### Exercise aim:
Work through the records below and copy every line that includes "icon".

### Available data:

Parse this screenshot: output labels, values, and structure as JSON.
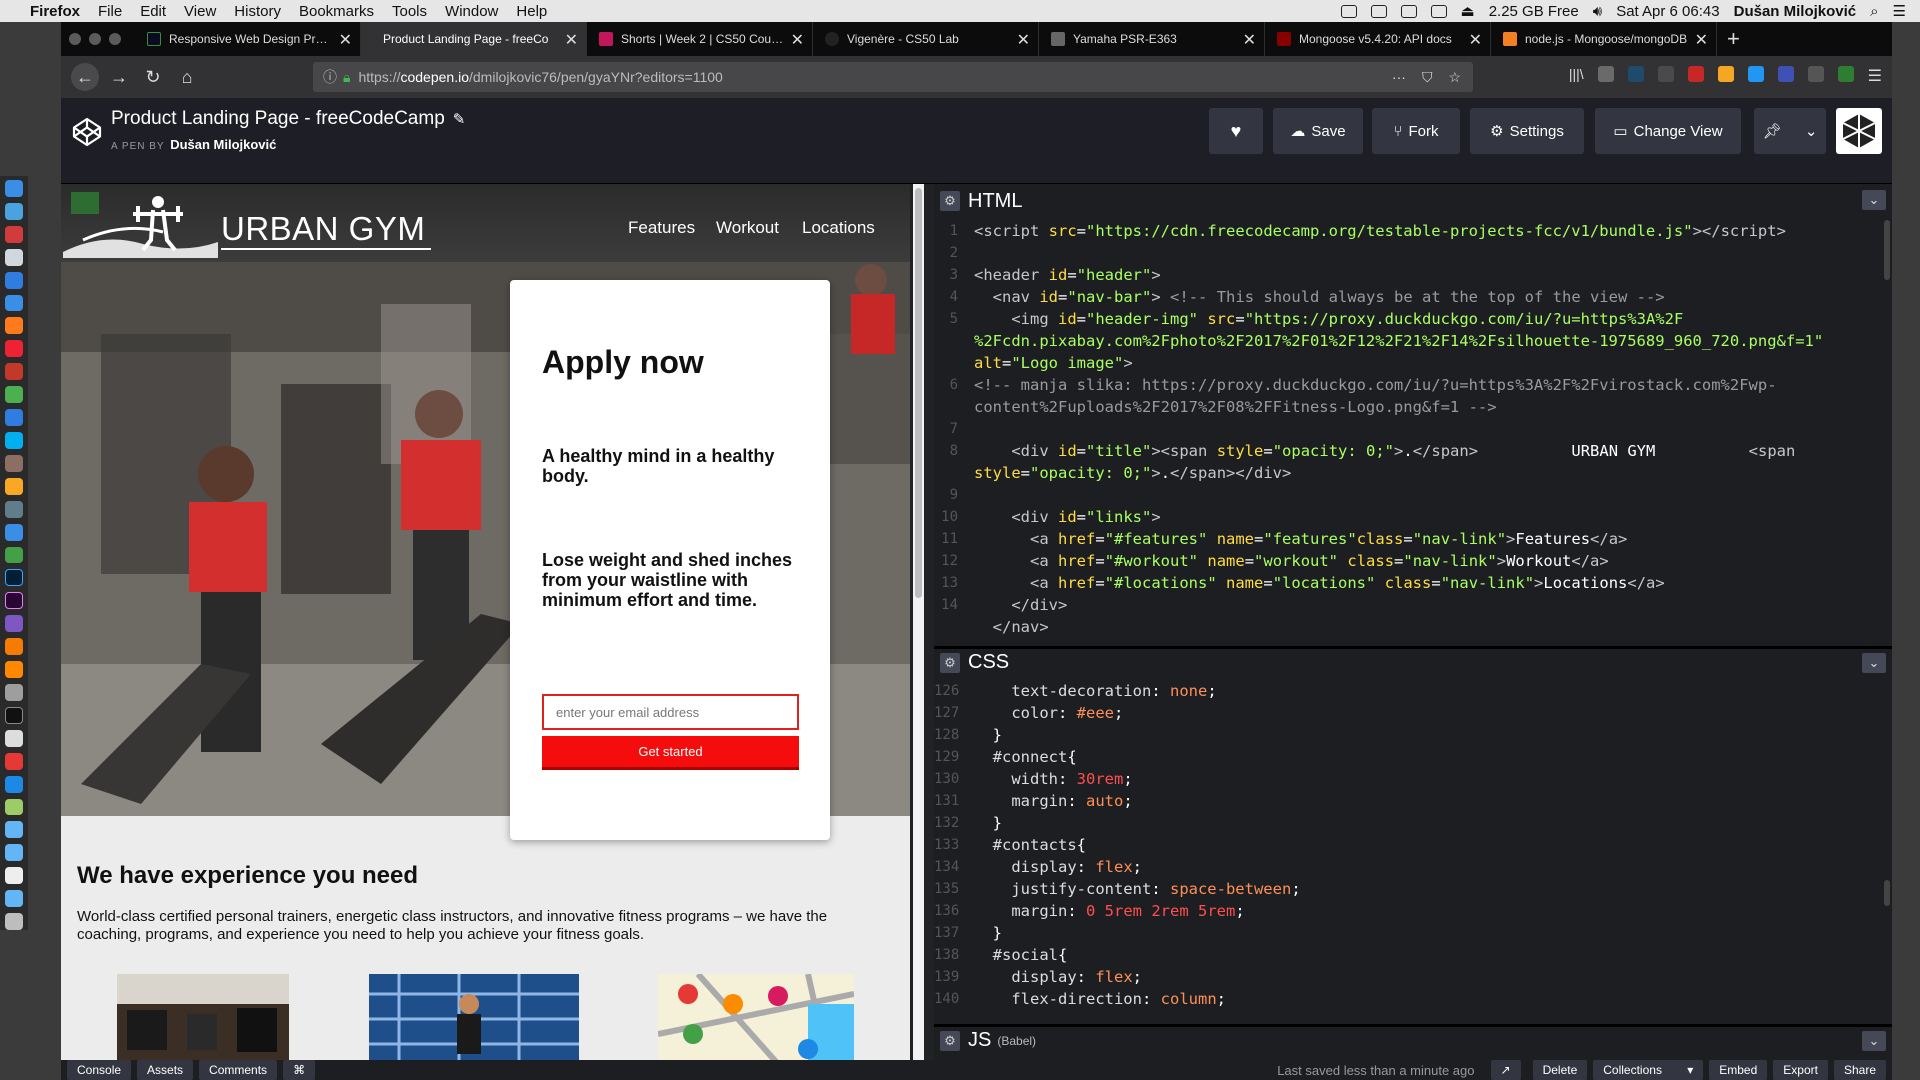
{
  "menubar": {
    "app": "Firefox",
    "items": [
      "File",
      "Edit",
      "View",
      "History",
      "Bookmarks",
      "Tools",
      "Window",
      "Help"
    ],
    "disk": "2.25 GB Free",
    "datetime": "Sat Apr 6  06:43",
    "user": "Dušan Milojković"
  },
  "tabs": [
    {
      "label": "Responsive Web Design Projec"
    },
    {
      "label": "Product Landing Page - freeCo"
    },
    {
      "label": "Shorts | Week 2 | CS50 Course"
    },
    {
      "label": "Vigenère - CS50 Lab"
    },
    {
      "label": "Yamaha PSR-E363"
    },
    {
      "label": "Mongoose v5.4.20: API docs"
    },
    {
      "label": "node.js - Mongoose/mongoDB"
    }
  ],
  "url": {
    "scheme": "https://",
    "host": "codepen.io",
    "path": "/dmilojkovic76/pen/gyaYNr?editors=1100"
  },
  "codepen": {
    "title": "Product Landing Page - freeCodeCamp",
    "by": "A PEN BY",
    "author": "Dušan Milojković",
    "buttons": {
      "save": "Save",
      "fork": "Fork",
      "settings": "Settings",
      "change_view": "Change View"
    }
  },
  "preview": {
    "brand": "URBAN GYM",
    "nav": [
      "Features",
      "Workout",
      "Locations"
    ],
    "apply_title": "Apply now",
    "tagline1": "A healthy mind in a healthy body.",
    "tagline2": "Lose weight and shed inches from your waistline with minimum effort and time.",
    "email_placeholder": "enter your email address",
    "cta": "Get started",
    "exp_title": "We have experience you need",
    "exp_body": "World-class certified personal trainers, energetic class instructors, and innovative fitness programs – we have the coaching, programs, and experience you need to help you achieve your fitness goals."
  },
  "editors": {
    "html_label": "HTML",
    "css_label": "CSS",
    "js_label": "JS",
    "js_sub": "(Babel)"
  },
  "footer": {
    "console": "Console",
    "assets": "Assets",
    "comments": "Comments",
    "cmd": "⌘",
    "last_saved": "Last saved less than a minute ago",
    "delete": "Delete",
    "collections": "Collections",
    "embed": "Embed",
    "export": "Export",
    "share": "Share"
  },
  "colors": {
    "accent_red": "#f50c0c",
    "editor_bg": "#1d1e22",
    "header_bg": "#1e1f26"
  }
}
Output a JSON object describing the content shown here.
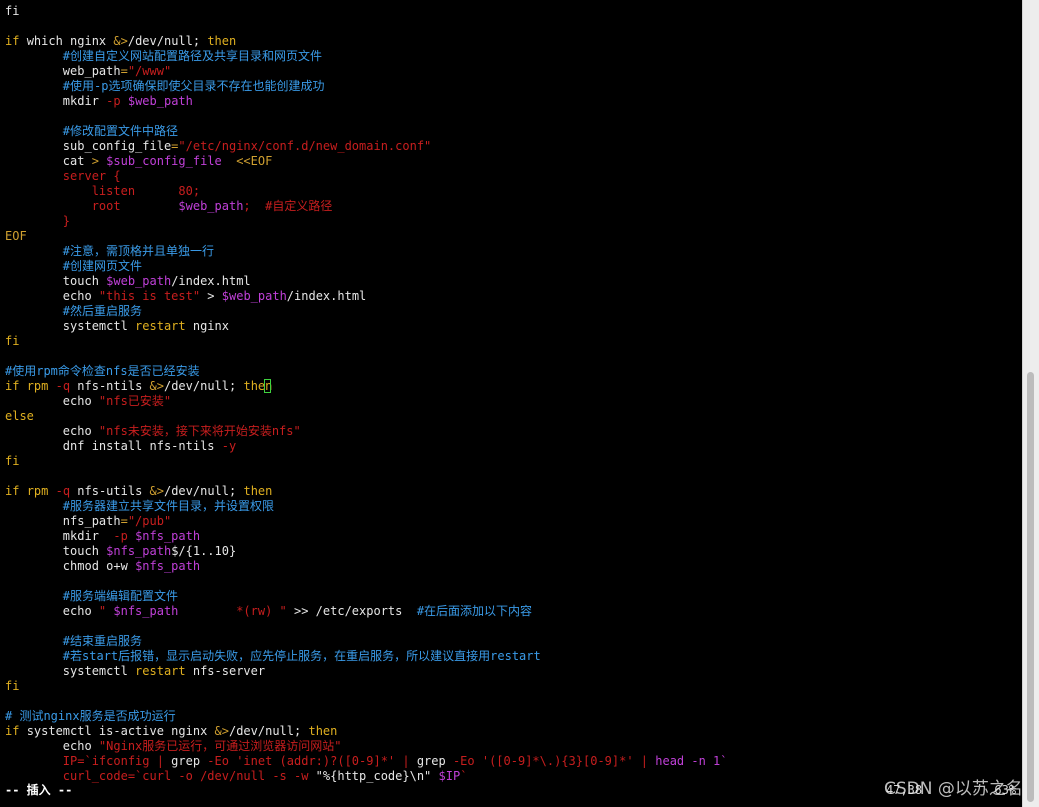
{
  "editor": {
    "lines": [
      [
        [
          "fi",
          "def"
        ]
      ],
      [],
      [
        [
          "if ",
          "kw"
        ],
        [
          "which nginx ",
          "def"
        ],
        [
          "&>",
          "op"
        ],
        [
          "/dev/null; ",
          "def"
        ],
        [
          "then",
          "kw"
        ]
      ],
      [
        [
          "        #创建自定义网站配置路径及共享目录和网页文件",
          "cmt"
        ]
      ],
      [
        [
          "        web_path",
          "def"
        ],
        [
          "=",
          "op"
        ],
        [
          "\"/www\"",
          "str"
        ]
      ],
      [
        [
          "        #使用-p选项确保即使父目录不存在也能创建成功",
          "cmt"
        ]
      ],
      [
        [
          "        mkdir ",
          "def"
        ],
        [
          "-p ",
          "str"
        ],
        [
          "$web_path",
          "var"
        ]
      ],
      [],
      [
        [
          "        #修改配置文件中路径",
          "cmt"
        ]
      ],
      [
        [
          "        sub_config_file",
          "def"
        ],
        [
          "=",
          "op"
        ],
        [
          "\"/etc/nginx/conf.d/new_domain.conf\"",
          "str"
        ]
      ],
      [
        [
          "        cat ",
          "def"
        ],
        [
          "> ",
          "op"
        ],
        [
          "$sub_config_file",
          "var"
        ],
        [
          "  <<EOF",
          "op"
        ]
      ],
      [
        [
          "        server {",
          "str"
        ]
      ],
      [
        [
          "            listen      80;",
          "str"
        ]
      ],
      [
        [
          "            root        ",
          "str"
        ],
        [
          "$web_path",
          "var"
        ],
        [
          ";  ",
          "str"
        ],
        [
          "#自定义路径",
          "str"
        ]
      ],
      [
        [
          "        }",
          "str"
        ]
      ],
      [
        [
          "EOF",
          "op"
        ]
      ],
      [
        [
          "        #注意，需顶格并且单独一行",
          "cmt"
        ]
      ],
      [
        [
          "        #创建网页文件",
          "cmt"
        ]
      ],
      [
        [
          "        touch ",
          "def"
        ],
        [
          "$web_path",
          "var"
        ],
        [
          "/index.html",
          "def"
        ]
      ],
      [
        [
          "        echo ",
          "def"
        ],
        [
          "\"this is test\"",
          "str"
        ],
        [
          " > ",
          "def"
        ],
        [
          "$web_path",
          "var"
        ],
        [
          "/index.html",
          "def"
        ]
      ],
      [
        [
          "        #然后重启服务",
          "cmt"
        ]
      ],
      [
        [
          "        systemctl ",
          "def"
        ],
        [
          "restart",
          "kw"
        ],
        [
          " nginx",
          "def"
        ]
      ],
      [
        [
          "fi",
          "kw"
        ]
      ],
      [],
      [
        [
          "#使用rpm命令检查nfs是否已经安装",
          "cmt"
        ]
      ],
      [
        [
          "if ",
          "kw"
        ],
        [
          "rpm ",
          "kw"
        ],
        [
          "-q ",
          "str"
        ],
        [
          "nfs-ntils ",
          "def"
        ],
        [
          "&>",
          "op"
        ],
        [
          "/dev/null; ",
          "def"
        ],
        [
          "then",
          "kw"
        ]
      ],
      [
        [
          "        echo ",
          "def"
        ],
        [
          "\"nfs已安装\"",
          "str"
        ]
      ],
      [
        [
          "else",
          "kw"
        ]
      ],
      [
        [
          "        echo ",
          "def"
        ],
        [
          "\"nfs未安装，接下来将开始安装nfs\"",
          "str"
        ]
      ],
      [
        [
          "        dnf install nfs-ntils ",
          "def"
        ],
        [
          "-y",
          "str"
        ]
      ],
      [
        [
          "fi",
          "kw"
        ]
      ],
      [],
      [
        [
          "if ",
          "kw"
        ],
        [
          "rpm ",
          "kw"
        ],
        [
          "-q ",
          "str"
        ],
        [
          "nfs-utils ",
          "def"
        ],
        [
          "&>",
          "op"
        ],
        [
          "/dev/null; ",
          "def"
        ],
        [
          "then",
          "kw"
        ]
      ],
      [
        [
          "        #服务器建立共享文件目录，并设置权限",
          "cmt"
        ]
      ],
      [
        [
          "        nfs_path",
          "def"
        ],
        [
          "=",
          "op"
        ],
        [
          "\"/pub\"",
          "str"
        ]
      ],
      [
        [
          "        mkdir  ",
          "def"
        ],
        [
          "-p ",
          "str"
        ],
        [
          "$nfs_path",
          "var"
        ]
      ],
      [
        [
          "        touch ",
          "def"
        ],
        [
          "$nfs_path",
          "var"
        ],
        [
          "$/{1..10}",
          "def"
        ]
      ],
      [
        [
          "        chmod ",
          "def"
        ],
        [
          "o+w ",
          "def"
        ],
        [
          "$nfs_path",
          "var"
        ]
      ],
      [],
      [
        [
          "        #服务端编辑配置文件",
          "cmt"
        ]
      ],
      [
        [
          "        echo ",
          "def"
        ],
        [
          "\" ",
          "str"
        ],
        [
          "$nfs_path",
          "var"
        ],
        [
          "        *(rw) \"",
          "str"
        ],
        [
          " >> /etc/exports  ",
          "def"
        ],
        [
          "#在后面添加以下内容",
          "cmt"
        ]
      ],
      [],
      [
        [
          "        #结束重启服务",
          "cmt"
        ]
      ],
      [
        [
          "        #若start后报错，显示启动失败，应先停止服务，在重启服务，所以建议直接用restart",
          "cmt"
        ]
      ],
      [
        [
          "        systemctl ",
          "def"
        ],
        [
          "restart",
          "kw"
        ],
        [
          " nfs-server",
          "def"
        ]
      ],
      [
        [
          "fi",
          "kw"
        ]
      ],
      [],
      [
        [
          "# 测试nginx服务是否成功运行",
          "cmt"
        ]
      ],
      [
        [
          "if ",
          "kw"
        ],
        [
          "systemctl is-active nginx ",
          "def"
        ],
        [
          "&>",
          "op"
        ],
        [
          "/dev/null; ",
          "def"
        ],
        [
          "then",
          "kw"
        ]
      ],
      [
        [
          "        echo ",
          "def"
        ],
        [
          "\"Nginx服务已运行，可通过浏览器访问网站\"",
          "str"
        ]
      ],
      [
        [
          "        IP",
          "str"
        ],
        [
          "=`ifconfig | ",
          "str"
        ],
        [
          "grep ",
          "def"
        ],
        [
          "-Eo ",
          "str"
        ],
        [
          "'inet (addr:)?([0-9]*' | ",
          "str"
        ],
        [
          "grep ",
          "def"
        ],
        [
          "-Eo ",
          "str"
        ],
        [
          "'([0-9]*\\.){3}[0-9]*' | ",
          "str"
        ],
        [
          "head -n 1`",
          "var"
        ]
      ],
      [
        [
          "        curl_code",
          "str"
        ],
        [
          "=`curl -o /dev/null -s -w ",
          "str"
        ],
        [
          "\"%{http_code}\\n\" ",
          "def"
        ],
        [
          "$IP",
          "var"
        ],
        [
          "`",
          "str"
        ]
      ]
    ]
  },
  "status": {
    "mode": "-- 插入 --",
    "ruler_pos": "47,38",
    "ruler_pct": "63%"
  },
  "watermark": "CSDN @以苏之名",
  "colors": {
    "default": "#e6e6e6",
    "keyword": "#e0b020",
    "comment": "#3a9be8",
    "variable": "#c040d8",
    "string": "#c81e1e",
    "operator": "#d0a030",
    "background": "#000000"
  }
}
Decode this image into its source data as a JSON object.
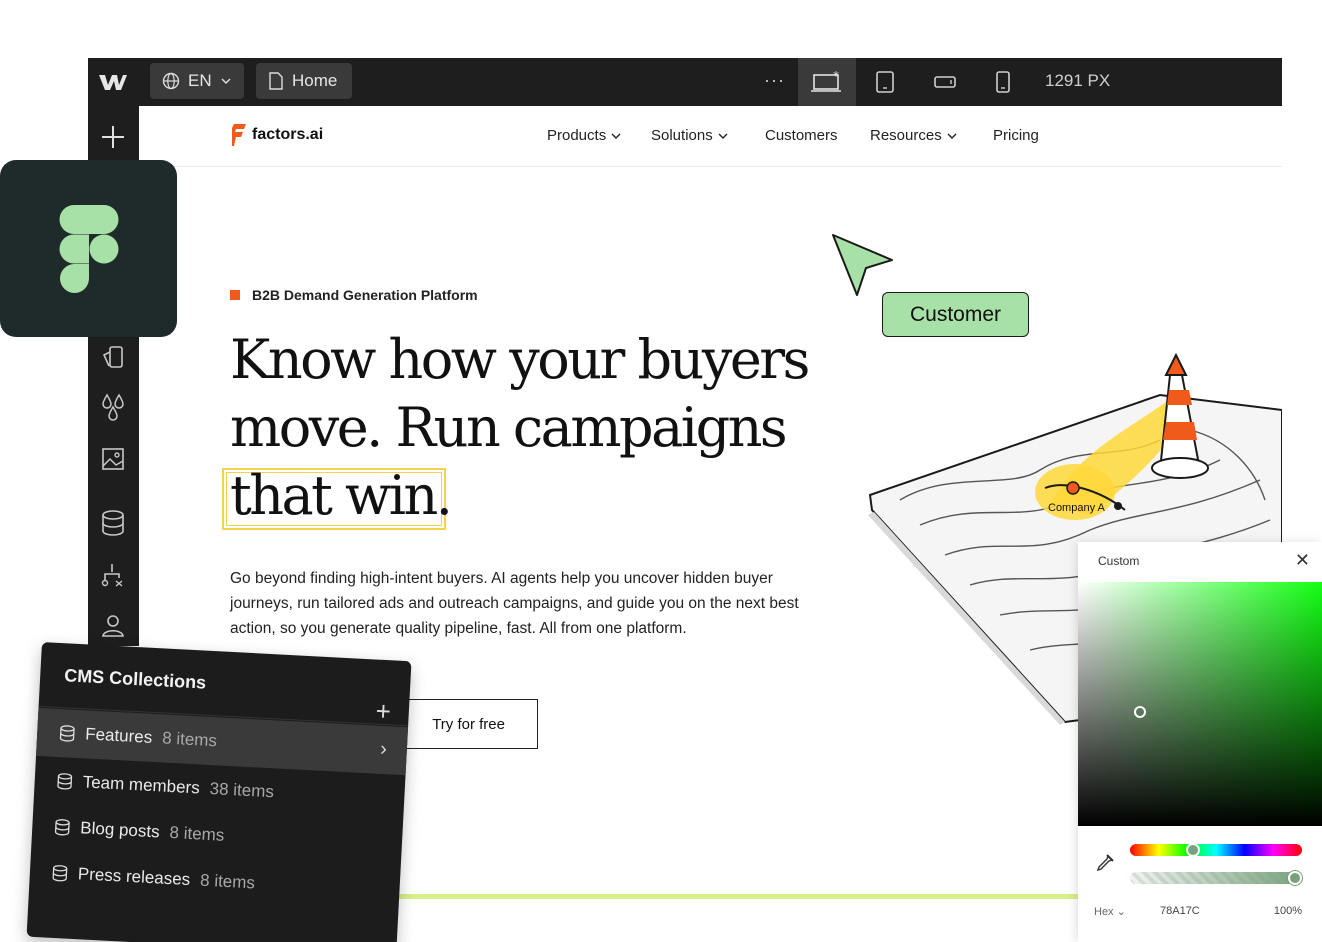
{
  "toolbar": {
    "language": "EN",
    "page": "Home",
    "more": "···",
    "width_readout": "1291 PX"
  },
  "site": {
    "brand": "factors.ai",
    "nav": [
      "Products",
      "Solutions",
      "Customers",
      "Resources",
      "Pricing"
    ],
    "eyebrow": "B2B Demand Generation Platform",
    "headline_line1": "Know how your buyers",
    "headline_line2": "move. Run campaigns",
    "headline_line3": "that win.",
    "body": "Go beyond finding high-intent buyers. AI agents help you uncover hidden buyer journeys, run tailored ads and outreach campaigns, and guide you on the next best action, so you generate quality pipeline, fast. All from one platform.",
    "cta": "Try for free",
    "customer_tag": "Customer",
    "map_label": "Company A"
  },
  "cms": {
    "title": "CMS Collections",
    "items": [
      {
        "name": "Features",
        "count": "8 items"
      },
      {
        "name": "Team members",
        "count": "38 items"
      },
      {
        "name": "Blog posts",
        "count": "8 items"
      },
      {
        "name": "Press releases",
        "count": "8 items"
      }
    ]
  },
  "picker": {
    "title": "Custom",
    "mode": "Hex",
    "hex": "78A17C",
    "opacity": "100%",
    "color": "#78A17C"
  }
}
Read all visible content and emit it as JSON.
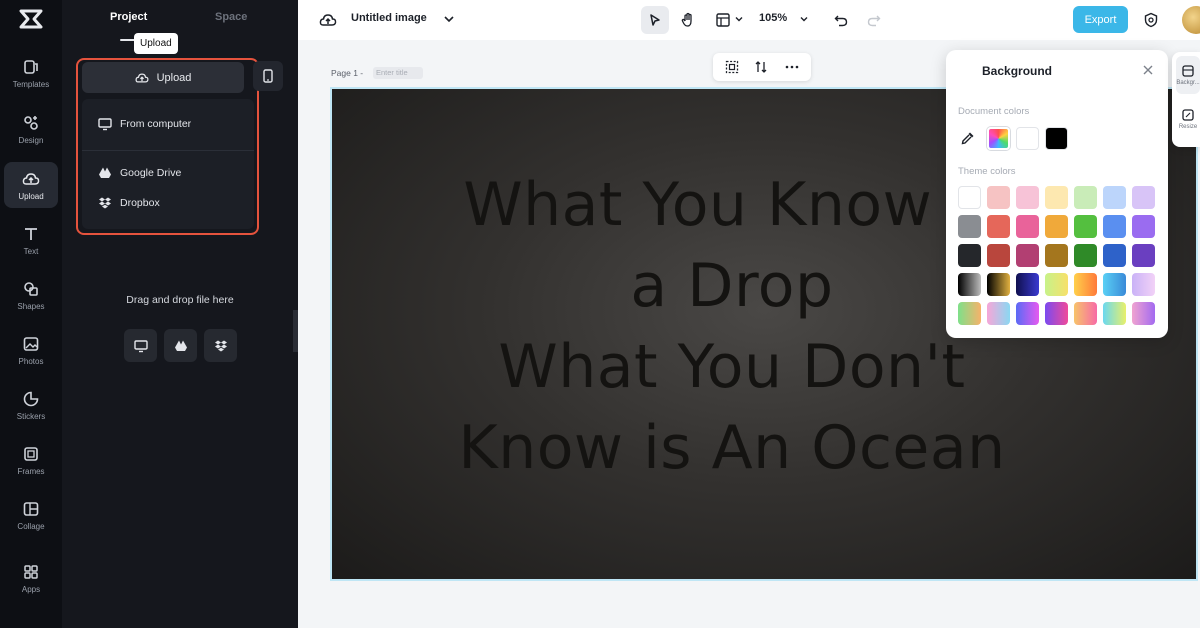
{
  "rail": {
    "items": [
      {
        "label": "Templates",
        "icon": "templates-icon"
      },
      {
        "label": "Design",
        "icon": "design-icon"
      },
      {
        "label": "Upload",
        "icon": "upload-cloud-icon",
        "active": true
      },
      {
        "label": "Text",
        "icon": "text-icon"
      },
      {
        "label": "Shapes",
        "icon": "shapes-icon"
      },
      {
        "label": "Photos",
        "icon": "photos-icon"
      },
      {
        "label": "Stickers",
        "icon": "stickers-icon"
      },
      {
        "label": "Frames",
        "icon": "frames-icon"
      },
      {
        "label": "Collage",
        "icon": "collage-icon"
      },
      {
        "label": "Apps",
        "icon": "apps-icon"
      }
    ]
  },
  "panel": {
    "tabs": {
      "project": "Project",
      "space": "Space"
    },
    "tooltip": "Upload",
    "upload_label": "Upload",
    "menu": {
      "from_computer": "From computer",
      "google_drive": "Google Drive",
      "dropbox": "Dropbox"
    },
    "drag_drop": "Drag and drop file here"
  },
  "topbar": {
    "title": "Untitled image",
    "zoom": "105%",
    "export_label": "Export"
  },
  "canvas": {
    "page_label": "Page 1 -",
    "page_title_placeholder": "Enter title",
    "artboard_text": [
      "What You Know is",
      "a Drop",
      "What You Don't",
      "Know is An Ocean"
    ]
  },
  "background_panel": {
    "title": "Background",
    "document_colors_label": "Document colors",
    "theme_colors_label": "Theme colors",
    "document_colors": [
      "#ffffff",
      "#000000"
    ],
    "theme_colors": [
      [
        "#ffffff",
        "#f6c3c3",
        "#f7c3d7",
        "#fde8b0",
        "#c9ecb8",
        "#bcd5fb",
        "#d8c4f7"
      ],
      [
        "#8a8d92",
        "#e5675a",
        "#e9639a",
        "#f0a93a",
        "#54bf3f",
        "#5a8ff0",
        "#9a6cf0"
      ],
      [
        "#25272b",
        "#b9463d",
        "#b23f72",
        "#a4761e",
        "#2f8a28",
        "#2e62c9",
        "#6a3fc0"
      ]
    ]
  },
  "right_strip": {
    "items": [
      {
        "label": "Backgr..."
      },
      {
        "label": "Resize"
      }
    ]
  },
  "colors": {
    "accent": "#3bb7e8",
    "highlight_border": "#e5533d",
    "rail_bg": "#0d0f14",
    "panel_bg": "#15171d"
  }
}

### Answer below:
        "icon": "templates-icon"
        "icon": "design-icon"
        "icon": "upload-cloud-icon",
        "icon": "text-icon"
        "icon": "shapes-icon"
        "icon": "photos-icon"
        "icon": "stickers-icon"
        "icon": "frames-icon"
        "icon": "collage-icon"
        "icon": "apps-icon"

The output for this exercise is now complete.